04. Use active voice.

Writing in the active voice makes your content more engaging and understandable. It also makes your brand sound more authoritative, which helps you gain your audience’s attention and trust.

To compel your reader to act, make it clear what action you want them to take. Because active voice emphasizes the action a subject takes, it is better suited to content marketing than passive voice, which emphasizes the subject’s actions’ recipient.

Many of advertising’s most well-known slogans, such as Nike’s “Just do it,” Apple’s “Think different,” and Burger King’s “Have it your way,” all encourage customers to act. When Nike says, “Just do it,” it puts the decision to act in the hands of the customer.

When writing headlines, active voice is especially important. Indeed, if you look at blog posts from companies such as HubSpot and Buffer you’ll notice that nearly every headline is written in the active voice.

However, there are times when passive voice can be used effectively. For example, the passive voice is used in this article, 4 Metrics Not to Miss in Your Next Content Audit, to emphasize the metrics rather than the potential act of missing the metrics.

05. Write to a specific person

Content should be more conversational than broadcast. When you write to a specific person, you establish a personal connection that increases the likelihood that readers will listen and respond.

Consider this: if you were at a party and someone began yelling at everyone in the room, would you stop to talk to them? Almost certainly not. However, if that same person approached you and began chatting, you would be more willing to engage in conversation with them.

Here are some pointers for writing to someone specific:
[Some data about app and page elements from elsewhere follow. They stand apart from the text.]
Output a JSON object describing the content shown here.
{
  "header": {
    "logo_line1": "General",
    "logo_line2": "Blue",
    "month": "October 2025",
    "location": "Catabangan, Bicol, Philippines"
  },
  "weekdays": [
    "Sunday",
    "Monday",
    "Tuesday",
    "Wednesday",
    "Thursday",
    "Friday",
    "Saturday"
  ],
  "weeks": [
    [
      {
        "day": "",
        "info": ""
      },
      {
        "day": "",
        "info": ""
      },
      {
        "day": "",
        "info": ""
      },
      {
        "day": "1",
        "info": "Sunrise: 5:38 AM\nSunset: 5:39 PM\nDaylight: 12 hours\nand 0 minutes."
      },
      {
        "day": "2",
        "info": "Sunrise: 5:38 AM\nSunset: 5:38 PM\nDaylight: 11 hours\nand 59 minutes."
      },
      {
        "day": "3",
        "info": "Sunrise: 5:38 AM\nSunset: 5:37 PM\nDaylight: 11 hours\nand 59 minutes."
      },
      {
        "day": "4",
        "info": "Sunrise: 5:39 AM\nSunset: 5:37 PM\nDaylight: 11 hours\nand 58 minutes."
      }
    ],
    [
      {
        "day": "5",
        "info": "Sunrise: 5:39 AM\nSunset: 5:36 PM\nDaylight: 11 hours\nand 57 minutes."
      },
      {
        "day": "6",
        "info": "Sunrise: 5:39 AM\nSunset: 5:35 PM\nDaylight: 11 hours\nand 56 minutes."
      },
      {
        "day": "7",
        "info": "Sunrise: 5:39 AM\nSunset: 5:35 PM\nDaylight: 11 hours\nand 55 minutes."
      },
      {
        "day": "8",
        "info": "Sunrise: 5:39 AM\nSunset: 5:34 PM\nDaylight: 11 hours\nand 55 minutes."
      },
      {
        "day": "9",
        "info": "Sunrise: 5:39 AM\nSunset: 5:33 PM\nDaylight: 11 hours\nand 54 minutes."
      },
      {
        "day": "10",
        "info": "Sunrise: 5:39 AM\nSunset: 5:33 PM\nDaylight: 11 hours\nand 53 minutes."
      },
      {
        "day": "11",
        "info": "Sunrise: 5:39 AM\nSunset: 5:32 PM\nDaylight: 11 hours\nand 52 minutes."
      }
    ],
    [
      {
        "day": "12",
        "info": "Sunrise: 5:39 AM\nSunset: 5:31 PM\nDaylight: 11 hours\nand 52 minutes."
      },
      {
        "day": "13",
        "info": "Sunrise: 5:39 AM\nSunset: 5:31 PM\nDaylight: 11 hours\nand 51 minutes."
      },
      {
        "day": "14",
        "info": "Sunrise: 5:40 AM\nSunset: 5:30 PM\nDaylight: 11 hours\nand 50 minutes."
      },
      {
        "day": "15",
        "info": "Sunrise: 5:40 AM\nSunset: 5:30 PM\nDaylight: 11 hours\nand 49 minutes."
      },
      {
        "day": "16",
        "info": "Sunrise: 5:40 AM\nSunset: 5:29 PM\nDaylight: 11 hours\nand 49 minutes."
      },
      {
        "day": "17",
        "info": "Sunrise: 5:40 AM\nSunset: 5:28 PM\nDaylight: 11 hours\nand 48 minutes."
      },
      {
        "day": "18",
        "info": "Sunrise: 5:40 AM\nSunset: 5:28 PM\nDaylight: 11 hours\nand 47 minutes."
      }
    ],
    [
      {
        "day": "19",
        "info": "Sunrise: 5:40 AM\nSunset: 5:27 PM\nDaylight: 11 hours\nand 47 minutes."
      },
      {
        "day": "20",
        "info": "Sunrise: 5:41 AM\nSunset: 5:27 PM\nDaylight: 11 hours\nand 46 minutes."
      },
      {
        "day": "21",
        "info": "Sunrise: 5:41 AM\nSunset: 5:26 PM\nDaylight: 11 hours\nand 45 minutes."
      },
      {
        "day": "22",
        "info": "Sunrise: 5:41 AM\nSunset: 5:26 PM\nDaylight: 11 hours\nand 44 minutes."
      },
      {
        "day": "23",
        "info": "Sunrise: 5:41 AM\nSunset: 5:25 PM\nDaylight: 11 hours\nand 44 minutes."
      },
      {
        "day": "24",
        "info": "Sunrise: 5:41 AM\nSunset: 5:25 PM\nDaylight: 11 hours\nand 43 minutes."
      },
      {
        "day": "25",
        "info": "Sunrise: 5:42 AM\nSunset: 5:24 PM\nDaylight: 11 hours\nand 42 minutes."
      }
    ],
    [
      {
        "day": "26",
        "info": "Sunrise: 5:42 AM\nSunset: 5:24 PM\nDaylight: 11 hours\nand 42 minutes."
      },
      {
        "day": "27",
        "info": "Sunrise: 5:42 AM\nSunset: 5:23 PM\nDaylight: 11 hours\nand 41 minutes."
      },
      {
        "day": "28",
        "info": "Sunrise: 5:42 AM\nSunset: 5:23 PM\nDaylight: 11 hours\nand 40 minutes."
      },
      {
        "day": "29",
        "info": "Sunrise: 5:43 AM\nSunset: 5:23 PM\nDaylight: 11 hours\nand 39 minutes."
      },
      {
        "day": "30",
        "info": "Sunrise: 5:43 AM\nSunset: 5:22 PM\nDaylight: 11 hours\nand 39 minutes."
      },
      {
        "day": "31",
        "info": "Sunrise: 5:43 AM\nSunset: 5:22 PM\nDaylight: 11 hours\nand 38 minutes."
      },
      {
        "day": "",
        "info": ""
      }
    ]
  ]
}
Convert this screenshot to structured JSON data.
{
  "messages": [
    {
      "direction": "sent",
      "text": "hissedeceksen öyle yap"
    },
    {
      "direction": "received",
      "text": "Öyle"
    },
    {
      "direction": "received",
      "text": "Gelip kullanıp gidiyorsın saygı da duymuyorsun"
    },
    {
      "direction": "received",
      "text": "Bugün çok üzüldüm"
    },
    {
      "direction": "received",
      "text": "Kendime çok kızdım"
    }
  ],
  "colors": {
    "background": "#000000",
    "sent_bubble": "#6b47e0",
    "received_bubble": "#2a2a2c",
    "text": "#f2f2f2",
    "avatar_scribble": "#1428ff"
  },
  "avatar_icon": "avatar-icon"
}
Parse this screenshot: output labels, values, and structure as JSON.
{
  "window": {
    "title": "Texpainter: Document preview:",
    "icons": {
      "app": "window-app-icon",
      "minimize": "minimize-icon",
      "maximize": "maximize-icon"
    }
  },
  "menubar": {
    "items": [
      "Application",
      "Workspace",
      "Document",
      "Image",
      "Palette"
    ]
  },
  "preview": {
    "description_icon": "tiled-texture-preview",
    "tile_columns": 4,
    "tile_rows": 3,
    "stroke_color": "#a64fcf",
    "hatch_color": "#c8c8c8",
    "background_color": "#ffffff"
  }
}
  • Think of a real person. Keep a customer persona or a specific member of your community or audience in mind while researching and writing. Would Jordan, a content strategist at a B2B SaaS enterprise, find this appealing? What about Jesse, a user experience writer at a mid-tier consumer technology firm? Make sure to choose or create a persona based on your objectives for the piece.
  • Use personal pronouns. Using personal pronouns (e.g., “I,” “you,” “me,” “we,” and “us”) improves the readability of your writing. The second-person pronoun “you,” in particular, makes your writing appear to be a conversation between the writer and the reader.
  • Make it specific. The more specific you are, the better your reader will be able to connect with you. When making a point, use specific examples to help your reader understand how the concept works in theory and in practice.

06. Create a sense of urgency.

Driving your reader to action is only half the battle; you also need the reader to act now. Otherwise, they may become distracted and forget to return to finish the action.

One of the most effective ways to accomplish this is to instill a sense of urgency. Here are some ideas to get you started:

  • Emphasize the consequences of inaction. For example, you could write about how failure to act can result in missed opportunities or negative consequences.
  • Use language to imply the action’s time-sensitivity. You could, for example, say things like “don’t wait to improve your ROI” or “the end of the quarter is quickly approaching.”
  • Make a limited-time offer. This could be a discount, a freebie, or access to a limited-time event coming up soon.

Write with the intention of engaging the reader.

You must know how to write to engage your audience in order to create great content marketing that works. You can improve your writing and compel your readers to respond when it matters most by following the six tips outlined above.

So, what are you holding out for? Put these suggestions into action and see how they can help you get better results from your content marketing efforts.